Recognizing the potential for Rhode Island’s economy, RI BIO collaborated with Gov. Gina M. Raimondo’s Rhode Island BioHub Group in January on a report that recommended ways to grow the lucrative biotech industry here. The ideas included having the state organize a forum of high-net-worth individuals in Rhode Island to discuss creating an initial $25 million private capital fund to infuse promising local ventures with the money they need. The ideas also included developing facilities such as wet-lab space in Rhode Island to discourage local startups from moving to locations that already have such facilities, including Massachusetts.

In addition to medical devices and equipment, biotech’s other subsectors are drugs and pharmaceuticals; research, testing and medical labs; bioscience-related distribution; and agricultural feedstock and industrial biosciences.

‘We’re building momentum … every time a company expands or relocates here.’
CAROL MALYSZ, RI BIO executive director

Among the five subsectors, Rhode Island is strongest in medical devices and equipment. As of 2016, employment in the medical devices and equipment subsector totaled 4,045 in the Providence-Warwick metropolitan area, ranking it No. 18 among metro areas nationwide.

Providence-Warwick ranked No. 10 among metro areas nationwide with the highest concentration of jobs in the medical devices and equipment subsector.

However, neither the Providence-Warwick metro nor Rhode Island were ranked among the nation’s employment leaders in biotech’s four other subsectors.

The 2018 report found that most of the venture capital going to biotech is mainly happening in two states: California, $28.3 billion from 2014 to 2017; and Massachusetts, $15.3 billion during the same period. New York was a distant third with about $2.1 billion. However, when measuring the amount of biotech venture capital per capita during that period, Massachusetts was far ahead of all other states.
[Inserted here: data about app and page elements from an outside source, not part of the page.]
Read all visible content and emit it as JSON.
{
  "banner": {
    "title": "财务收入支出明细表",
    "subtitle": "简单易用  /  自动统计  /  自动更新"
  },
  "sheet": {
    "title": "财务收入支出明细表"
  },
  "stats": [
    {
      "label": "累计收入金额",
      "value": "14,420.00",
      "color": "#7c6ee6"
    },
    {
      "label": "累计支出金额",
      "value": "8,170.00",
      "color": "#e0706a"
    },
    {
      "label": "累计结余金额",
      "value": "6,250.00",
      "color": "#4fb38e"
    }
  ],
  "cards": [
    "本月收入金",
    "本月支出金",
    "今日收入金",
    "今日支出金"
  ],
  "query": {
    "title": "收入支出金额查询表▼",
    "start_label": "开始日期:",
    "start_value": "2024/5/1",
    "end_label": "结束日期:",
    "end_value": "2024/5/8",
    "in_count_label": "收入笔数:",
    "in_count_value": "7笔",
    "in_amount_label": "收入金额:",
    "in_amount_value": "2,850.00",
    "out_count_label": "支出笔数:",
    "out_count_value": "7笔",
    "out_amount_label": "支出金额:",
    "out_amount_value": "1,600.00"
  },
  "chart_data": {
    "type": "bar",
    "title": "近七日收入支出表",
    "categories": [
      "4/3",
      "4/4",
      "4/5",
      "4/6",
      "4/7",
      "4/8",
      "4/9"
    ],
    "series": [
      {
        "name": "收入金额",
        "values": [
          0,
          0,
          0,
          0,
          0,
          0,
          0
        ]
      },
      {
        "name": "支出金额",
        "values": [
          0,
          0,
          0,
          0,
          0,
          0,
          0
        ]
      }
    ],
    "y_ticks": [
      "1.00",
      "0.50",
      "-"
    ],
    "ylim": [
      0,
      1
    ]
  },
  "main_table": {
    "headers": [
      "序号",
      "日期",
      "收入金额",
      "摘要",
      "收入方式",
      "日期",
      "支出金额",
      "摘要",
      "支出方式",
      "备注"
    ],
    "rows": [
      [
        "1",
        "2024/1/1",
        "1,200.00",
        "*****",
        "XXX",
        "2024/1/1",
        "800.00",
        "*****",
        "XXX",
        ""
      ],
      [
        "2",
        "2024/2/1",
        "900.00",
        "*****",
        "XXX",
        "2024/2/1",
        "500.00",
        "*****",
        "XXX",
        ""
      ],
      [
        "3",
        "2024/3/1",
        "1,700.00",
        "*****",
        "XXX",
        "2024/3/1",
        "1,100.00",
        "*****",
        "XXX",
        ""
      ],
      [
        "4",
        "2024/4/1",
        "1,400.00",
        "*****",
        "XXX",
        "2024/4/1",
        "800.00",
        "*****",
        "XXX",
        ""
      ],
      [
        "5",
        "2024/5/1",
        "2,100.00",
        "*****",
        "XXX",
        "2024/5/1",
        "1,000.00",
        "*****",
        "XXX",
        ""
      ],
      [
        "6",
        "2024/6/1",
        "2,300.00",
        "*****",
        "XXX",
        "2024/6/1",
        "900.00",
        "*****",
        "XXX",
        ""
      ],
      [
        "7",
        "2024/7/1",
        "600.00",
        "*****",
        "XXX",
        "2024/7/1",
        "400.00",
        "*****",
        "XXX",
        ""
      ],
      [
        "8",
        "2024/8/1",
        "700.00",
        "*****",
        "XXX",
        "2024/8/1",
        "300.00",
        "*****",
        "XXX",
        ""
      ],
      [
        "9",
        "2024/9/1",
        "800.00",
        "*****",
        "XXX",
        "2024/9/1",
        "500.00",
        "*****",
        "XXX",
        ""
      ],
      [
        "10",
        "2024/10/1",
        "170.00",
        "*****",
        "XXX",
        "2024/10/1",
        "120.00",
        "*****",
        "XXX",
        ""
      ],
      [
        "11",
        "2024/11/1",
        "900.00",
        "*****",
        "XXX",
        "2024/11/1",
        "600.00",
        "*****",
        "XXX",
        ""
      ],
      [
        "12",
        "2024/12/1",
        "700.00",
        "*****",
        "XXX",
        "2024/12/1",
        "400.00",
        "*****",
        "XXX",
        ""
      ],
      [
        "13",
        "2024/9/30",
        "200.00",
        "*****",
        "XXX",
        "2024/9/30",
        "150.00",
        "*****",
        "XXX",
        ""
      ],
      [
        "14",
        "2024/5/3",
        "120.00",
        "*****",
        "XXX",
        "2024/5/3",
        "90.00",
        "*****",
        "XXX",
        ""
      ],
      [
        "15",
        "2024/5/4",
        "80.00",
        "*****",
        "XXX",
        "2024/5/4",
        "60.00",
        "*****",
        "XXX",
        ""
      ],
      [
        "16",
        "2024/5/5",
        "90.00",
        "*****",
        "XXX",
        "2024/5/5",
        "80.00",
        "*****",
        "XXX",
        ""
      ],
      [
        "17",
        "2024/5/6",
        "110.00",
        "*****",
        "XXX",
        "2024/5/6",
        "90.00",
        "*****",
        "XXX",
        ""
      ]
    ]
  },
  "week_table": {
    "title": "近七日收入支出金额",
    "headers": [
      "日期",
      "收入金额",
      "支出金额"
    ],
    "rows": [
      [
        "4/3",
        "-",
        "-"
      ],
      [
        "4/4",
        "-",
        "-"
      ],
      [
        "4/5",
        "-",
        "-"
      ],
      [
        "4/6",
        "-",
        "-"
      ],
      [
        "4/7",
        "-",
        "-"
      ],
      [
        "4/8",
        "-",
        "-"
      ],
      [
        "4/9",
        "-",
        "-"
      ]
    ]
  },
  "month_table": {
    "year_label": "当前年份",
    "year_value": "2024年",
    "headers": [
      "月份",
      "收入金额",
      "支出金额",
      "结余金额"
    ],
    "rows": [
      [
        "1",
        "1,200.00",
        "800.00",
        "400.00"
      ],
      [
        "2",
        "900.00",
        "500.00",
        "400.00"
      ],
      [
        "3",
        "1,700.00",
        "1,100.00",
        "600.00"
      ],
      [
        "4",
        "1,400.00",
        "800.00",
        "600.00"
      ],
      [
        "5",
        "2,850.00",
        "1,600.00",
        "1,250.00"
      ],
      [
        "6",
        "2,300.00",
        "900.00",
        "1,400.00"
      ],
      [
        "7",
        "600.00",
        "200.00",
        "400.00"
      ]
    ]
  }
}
Massachusetts also led the nation in biotech-related patents issued per capita during that time.

Rhode Island did well in federal funding for biotech research. The state ranked No. 4 in the nation in terms of receiving the most funding per capita from the National Institutes of Health, the report showed.

An example of biotech’s growth here is Rubius Therapeutics Inc. The Cambridge, Mass.-based biopharmaceutical company is on track to have its new manufacturing facility in Smithfield fully operating by the end of next year, said Rubius spokeswoman Lori Melancon.

The company is renovating the 135,000-square-foot former Alexion Pharmaceuticals factory to make that its main manufacturing facility. Currently, Rubius does most of its manufacturing through an independent contractor.

Rubius has about 50 employees working out of Smithfield as the renovation continues. The total cost of the project is about $95 million, Melancon said. The number of Rubius employees in Smithfield is expected to increase to 80 by the end of this year, then increase to 150 by the end of 2020, she said.

Meanwhile, California-based Amgen Inc., another biopharma company, expects modular additions to expand the company’s Amgen Rhode Island manufacturing facilities in West Greenwich to arrive this month, said Amgen spokeswoman Tara Urban. The company expects to complete the exterior work in September, then start the interior work. When the expansion is completed, Amgen’s campus in West Greenwich will have an additional 150 employees working there. Currently, Amgen has about 650 employees at the site, Urban said.

Malysz says Rhode Island is making progress in biotech. “We’re building momentum with the expansion of infrastructure [through related programs and facilities at local colleges and universities] and every time a company expands or relocates here,” she said.

Scott Blake is a PBN staff writer. Contact him at Blake@PBN.com.